Extracted data entries
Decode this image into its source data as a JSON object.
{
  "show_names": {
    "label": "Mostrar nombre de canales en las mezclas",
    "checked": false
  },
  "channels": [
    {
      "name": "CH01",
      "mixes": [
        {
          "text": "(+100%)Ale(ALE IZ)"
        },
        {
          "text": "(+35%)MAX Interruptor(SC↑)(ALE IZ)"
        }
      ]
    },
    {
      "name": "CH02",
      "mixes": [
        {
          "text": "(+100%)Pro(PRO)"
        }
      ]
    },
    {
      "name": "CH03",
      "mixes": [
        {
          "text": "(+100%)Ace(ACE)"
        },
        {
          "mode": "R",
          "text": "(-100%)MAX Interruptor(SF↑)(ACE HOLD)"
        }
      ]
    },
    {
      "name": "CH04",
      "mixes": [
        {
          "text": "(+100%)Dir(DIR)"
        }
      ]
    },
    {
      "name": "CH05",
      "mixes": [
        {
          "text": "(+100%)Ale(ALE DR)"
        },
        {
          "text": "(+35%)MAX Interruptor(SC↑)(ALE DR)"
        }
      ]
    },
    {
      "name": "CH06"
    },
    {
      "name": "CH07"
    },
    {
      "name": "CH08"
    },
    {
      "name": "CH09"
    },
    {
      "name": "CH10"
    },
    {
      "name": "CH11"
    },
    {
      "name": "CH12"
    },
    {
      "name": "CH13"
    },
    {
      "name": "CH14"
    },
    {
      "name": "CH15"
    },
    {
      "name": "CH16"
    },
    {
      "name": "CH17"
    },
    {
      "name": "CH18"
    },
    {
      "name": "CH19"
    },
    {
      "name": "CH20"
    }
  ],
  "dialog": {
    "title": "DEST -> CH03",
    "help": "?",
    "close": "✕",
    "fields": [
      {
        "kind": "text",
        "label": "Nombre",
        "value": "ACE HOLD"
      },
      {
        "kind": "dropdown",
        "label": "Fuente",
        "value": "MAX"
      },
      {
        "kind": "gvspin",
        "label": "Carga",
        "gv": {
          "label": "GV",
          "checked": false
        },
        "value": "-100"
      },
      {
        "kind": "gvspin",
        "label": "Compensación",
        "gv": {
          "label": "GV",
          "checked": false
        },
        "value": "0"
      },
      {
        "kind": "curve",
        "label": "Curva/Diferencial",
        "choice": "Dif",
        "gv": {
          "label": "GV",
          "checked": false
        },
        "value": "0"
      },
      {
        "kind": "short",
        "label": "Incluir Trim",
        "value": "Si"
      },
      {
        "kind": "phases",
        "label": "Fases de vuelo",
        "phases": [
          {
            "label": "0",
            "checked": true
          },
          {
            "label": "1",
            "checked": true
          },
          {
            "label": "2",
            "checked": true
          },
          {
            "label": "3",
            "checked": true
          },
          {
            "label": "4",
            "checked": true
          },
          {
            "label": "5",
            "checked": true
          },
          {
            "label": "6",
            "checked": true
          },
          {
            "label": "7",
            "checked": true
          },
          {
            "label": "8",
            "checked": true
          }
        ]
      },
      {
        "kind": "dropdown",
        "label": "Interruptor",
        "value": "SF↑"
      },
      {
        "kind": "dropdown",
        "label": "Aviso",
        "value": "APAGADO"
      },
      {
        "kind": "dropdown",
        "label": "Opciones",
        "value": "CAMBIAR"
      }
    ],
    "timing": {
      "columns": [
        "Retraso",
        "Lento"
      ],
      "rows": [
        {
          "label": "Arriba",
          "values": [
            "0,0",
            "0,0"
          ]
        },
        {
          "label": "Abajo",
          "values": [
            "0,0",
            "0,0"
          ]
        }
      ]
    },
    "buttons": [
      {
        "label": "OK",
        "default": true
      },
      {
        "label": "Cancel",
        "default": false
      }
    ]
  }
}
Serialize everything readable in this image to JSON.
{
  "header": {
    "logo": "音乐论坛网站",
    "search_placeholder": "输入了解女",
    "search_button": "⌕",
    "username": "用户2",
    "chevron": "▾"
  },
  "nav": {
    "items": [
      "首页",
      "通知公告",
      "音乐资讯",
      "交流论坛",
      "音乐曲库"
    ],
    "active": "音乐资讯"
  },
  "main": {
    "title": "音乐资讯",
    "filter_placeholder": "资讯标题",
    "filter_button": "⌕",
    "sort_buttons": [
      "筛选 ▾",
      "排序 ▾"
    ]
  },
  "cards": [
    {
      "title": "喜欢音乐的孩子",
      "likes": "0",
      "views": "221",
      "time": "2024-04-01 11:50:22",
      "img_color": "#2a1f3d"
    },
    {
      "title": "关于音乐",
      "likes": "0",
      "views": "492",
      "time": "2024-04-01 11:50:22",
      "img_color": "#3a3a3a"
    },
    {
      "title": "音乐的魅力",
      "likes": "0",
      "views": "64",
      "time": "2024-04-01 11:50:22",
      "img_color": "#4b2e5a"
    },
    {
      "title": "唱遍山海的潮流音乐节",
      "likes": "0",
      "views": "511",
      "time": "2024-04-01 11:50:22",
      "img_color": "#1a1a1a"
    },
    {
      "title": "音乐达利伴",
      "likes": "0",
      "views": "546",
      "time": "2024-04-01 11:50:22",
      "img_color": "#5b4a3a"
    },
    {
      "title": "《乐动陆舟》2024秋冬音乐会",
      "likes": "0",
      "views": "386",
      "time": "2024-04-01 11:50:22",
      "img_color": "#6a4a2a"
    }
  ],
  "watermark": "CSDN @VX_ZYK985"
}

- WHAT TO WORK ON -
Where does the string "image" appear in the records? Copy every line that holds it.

- EXPECTED ANSWER -
Decode this image into its source data as a JSON object.
Serialize everything readable in this image to JSON.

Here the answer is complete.